On February 17th, 2012, I flew down to El Paso, Texas with numerous organizations for Human Rights Training that was done by the very well organized and amazing Border Network for Human Rights. Fernanda Marroquin, Erin Cusack, David Bennion and I had the honor and privilege to meet and learn from other organizers on how they will be moving forward in our fight for Human Rights. I am writing this because I want to share my experience my sister, Fernanda, and I had when we went down to the Border as undocumented youth. After having our training and meeting amazing people, everyone presented their groups to the crowd and shared how they organize with their communities or what they’re currently working on. That same Sunday, February 19th, I knew we were going to be heading to Border Patrol, and that’s where I begin my story.
Border Patrol, a completely different institution than ICE (Immigration and Customs Enforcement) was going to give a presentation about what they do to “protect our country.” Fernanda and I went into Border Patrol wearing our “I am Undocumented” t-shirts, which many of the organizers were nervous about. We both knew that we might not get that chance to walk right into the mouth of the tiger, as many call it. For some reason, I wasn’t scared at all. Before entering Border Patrol, I was shown where the Detention Facility was held, a horrific place where many members from our communities are placed as they await deportation. Once we entered Border Patrol, we all sat in a room where a Supervisor Border Patrol Agent, Demetrio L. Guerra, was standing in ready to give his presentation. He was a U.S. born citizen, but used to live in Mexico and is of Mexican descent, which made me even angrier.

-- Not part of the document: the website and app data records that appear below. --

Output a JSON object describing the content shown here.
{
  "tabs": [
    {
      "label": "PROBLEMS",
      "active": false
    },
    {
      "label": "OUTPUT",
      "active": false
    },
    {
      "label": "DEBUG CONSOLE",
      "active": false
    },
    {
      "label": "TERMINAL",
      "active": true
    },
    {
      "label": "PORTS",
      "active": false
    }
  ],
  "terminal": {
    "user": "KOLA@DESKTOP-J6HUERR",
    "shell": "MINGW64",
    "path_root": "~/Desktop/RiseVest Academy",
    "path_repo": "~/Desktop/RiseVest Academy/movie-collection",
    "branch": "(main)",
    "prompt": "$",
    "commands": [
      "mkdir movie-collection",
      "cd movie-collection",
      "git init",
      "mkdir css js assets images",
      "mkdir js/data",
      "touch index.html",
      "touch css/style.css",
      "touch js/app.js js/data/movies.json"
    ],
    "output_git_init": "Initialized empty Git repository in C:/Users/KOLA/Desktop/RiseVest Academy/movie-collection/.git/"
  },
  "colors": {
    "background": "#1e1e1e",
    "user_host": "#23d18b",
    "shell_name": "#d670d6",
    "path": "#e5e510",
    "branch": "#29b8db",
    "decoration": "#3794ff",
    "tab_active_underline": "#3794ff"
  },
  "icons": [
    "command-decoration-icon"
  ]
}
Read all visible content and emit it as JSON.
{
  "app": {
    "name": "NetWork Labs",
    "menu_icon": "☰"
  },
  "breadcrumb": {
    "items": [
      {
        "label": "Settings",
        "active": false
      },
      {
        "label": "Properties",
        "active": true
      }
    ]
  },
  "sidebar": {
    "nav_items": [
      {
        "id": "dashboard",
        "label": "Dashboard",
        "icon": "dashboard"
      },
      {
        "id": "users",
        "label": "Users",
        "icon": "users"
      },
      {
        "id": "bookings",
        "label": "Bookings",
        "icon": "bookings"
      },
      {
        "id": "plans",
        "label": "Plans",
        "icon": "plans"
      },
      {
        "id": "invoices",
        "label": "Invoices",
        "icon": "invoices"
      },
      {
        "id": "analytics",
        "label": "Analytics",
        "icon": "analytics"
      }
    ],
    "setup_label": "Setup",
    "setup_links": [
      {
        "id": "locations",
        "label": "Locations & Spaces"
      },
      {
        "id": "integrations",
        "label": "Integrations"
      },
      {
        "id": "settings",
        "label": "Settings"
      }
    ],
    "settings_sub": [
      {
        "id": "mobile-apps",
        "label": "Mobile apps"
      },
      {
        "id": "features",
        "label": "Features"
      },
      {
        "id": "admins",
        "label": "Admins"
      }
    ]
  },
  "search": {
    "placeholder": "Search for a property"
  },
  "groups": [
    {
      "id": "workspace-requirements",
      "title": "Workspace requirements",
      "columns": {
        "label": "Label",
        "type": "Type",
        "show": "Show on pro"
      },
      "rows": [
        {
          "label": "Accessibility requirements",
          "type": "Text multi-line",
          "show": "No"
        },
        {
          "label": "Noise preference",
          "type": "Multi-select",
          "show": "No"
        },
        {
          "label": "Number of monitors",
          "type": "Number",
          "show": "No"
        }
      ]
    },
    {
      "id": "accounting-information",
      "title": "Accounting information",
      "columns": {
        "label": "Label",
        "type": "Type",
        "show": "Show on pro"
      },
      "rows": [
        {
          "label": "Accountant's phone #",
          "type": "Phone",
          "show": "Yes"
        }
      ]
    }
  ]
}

We all began introducing ourselves by saying our name and our organization. I remember when he got to my sister, who presented herself without being afraid or ashamed of her status: “My name is Fernanda; I’m undocumented and a member of DreamActivist Pennsylvania.” After she said that, Mr. Guerra said: “I’m gonna pick on you just a little bit more.” I could feel some of the allies in the room were on the edge of their seats, but we both were not, we were calm but at the same time, angry on how he didn’t even detain us. Why you may ask? Because if he saw someone else that didn’t have any organizers around them, or someone that wasn’t so out and unafraid about their status, he would arrest them without thinking twice. After Mr. Guerra gave his presentation, it was time to go. I saw that he was standing outside talking to some of the folks from other groups; I went up to him and started up a conversation. He told me: “I don’t get it, why are you wearing that shirt? It’s very risky; I don’t recommend you go to the airport while wearing that.” I replied: “We know there’s a risk, but it’s our goal to empower our community to not be afraid anymore. We’re tired of hearing about families being separated, which is why I came here. Yeah, the border is right behind me, but I’m not afraid. The more our community comes out, the safer they’ll be.” We went back and forth for a few more minutes, until it was time to go.
That was it. He did tell me how “inspired” he was by what we had done, walking into Border Patrol. I wasn’t buying it. Everything was sugar-coated. We should have been detained, but because we had that support behind us, we weren’t. I learned a lot in El Paso, but our communities are still living in fear, especially here in Pennsylvania. That is why I encourage not just the youth, but the parents, to not be afraid anymore, not be ashamed of yourselves, and take back your Human Rights. We ALL have them. It’s time to come out of the shadows and fight back. Take action. You are not alone.
Jessica Hyejin Lee and Tania Chairez, two undocumented youth from Pennsylvania, were arrested by the Philadelphia Police today after blocking the street in front of the Immigration and Customs Enforcement (ICE) Field Office. Before their arrest, Jessica and Tania had entered the ICE Philadelphia Field Office building and declared their undocumented status. Unafraid of deportation, they acted to confront the unjust immigration system, reclaim their human rights, and call attention to the deportations that are tearing apart their communities. To learn more about the action and their cause, check here: http://dreamactivistpa.org/